Track down every line below that holds "image" and copy it.
*** Opening AVAILABLE RECORDS ***
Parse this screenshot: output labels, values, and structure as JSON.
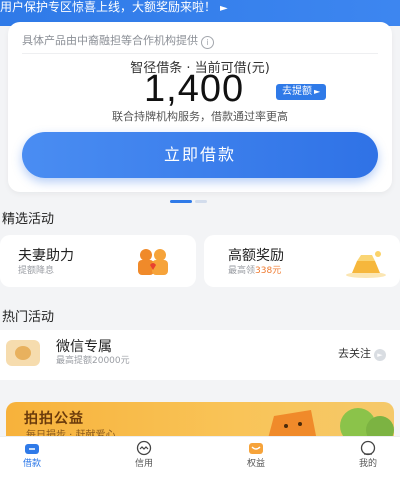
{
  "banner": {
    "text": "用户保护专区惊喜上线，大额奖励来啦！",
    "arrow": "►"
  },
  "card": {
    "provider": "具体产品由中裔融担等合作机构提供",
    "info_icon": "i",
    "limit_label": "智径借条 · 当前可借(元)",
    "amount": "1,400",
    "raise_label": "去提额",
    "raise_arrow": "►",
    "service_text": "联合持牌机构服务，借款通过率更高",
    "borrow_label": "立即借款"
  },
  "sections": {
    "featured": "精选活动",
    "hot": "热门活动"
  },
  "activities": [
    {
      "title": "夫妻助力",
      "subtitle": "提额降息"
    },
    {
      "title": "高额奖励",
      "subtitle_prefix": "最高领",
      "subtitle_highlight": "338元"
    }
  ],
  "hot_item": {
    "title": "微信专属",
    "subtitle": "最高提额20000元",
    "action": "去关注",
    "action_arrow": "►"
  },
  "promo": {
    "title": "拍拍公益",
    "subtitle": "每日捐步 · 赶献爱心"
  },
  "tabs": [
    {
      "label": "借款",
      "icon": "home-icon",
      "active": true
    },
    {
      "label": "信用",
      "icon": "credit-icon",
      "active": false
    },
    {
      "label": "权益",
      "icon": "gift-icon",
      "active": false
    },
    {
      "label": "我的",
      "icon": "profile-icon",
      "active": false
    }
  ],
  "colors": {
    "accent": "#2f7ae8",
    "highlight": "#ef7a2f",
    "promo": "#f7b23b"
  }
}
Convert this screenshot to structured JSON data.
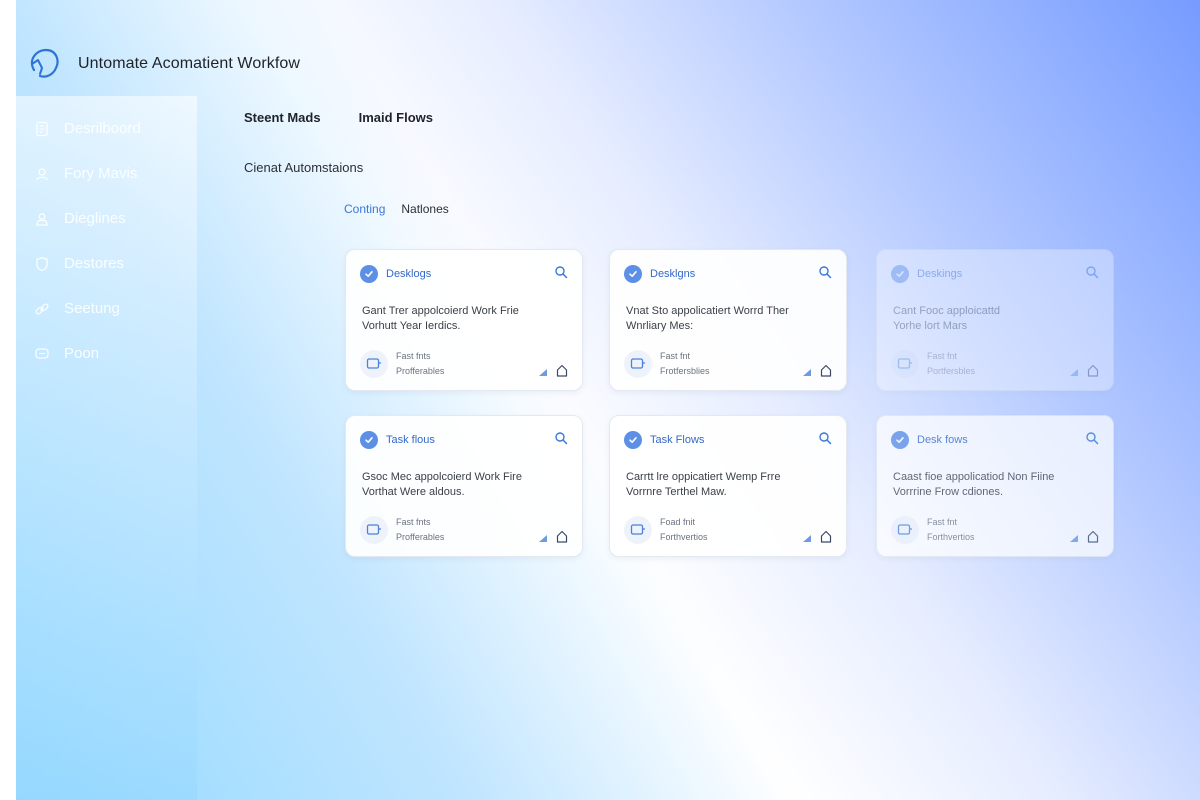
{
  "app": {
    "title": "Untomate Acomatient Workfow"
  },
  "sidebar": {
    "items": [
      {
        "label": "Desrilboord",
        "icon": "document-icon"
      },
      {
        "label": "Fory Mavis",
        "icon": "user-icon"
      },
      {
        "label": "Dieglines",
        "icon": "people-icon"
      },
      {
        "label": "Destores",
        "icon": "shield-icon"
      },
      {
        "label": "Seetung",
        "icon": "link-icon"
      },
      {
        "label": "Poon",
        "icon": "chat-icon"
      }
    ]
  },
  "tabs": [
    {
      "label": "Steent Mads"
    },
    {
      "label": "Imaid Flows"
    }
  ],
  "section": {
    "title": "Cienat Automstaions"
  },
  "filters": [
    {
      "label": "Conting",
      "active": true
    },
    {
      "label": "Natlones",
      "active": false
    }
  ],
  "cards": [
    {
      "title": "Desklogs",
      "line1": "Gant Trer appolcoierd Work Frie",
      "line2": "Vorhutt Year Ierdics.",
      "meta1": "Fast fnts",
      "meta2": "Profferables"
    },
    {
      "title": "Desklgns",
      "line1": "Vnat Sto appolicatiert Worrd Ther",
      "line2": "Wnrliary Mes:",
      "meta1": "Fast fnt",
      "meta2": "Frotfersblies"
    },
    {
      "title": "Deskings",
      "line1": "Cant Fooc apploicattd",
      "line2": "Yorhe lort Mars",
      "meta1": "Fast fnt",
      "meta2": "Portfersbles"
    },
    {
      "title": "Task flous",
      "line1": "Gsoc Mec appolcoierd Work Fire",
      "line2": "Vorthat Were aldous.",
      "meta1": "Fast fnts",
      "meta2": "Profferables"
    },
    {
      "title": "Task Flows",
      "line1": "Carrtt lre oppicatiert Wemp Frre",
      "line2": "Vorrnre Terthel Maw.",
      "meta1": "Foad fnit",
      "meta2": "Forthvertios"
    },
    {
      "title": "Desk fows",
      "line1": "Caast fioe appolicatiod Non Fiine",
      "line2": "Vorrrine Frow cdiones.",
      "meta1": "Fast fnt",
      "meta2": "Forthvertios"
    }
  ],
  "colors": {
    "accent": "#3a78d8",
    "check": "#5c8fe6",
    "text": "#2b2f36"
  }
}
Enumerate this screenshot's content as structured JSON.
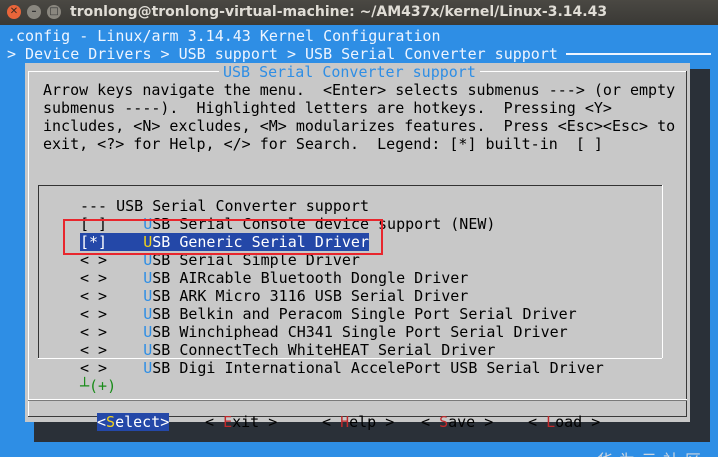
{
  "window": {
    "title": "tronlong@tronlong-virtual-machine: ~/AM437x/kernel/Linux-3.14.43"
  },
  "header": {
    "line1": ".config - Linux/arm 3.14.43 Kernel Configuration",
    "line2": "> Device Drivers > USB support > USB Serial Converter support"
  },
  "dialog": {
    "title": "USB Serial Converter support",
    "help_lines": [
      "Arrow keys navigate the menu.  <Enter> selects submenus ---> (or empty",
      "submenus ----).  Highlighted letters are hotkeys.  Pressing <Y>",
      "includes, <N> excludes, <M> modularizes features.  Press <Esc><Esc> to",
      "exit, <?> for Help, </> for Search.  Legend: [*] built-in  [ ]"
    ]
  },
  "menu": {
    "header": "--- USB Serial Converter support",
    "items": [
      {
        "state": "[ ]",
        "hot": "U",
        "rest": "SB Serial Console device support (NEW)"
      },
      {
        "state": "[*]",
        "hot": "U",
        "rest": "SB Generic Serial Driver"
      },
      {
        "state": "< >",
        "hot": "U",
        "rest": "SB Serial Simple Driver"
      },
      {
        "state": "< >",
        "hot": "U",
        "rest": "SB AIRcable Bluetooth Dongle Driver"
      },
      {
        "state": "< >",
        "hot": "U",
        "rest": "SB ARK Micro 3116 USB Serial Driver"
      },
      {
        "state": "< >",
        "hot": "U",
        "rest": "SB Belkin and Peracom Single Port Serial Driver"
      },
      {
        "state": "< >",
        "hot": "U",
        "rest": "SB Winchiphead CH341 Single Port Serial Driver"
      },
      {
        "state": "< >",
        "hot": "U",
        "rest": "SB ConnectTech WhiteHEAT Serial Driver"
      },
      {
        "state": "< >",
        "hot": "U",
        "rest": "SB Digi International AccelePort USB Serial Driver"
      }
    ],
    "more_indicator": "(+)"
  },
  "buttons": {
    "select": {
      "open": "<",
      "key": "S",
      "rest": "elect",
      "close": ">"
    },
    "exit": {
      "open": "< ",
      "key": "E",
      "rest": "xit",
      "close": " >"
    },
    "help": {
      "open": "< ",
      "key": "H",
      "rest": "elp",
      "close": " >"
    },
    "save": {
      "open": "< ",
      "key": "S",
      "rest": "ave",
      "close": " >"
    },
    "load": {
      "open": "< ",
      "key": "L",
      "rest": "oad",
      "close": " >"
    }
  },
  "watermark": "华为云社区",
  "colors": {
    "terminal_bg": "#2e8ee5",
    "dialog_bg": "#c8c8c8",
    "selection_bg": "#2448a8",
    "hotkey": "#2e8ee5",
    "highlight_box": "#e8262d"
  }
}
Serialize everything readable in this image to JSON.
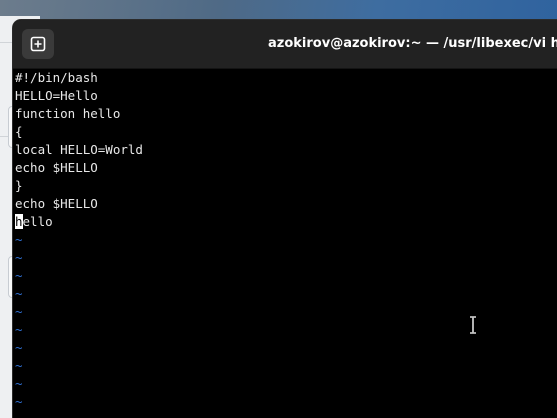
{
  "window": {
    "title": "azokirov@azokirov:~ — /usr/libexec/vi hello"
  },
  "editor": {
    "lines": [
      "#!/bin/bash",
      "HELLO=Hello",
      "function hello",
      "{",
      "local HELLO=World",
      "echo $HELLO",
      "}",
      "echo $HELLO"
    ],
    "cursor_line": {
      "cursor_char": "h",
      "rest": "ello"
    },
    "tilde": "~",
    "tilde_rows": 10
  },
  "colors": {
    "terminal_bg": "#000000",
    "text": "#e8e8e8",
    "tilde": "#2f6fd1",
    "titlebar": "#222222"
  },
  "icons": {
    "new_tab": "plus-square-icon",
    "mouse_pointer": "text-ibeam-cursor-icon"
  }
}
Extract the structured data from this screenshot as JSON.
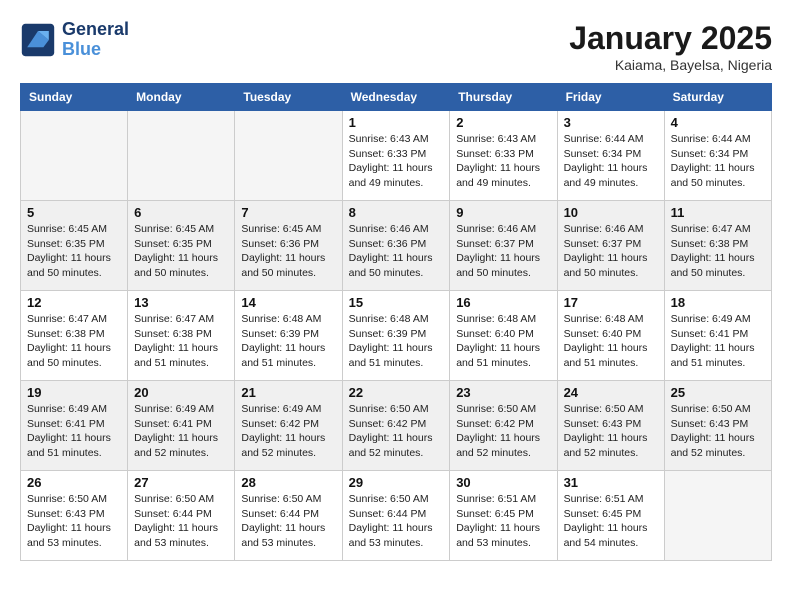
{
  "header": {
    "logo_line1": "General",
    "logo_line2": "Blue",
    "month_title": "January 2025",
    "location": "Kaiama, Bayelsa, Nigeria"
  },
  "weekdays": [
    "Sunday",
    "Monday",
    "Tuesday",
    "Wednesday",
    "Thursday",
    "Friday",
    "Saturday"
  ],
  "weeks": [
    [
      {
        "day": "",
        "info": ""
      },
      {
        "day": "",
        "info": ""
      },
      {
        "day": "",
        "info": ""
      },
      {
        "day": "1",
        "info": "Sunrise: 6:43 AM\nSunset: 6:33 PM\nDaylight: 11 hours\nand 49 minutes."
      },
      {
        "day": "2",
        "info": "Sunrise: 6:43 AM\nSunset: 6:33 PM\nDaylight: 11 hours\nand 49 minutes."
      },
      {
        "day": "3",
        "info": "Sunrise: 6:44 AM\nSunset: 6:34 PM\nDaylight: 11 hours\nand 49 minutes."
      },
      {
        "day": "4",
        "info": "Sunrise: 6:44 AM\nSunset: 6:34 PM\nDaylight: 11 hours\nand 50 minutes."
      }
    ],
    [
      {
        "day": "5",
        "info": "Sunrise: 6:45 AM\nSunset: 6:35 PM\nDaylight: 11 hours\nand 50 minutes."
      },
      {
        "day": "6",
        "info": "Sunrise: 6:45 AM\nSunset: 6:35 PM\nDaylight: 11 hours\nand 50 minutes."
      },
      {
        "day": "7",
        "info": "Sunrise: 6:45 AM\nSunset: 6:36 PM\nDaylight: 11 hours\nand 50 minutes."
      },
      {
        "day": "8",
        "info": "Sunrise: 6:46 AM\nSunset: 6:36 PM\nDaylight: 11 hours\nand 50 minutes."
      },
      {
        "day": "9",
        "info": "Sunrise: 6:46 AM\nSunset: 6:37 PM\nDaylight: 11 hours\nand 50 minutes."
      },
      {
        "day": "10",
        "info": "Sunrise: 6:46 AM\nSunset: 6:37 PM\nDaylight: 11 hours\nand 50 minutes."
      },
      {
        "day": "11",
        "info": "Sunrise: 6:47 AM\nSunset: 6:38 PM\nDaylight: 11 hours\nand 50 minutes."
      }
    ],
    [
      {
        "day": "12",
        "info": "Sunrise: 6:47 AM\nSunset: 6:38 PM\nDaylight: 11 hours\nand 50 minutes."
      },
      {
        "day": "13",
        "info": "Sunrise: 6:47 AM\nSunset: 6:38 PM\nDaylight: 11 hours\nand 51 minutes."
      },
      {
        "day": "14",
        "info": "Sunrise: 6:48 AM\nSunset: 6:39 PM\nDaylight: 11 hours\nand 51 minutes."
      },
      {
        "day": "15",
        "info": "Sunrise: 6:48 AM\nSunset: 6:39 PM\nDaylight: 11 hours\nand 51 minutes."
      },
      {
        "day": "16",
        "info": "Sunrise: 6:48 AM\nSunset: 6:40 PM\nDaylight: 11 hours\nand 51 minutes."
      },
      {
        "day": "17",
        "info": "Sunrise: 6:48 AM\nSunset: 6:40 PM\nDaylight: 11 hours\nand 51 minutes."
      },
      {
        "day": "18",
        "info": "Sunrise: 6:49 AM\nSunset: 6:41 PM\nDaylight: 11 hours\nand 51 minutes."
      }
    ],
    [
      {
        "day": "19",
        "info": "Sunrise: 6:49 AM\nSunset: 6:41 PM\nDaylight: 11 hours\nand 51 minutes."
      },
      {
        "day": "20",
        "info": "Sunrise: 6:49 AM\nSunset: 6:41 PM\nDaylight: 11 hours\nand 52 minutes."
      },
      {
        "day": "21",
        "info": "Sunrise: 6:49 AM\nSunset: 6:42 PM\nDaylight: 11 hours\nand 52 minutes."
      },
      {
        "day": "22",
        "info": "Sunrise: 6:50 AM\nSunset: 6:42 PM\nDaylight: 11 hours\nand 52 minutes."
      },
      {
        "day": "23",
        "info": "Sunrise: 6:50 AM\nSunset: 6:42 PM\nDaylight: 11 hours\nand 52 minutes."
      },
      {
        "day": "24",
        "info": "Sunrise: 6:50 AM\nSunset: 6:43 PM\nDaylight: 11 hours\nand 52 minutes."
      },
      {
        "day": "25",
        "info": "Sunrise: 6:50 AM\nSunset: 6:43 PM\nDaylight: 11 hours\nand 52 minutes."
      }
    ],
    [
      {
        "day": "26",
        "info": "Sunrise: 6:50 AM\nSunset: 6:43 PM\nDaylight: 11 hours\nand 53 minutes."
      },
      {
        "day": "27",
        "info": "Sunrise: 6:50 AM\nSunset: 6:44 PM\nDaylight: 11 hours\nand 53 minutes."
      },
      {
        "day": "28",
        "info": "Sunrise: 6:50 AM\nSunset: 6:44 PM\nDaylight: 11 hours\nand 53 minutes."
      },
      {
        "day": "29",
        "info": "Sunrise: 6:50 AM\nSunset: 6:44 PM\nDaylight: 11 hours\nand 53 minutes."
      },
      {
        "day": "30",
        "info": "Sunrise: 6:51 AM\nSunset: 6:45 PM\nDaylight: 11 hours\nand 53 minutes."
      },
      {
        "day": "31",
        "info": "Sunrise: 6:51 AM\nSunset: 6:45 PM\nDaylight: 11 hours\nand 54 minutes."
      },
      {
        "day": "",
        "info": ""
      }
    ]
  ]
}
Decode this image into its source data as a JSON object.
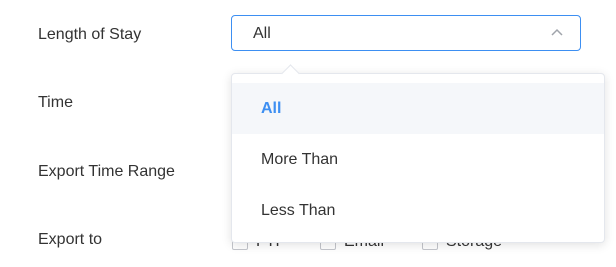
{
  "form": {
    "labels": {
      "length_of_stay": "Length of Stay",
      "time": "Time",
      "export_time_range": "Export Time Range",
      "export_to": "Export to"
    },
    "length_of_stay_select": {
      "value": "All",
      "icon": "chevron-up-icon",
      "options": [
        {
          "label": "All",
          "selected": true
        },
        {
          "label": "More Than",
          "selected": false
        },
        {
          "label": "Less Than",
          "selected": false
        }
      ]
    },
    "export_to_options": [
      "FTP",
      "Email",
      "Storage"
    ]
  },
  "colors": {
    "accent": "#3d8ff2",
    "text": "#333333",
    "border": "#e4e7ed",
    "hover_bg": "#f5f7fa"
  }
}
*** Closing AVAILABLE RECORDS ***
* _FINISHED EXERCISE_:
Serialize everything readable in this image to JSON.
Decode this image into its source data as a JSON object.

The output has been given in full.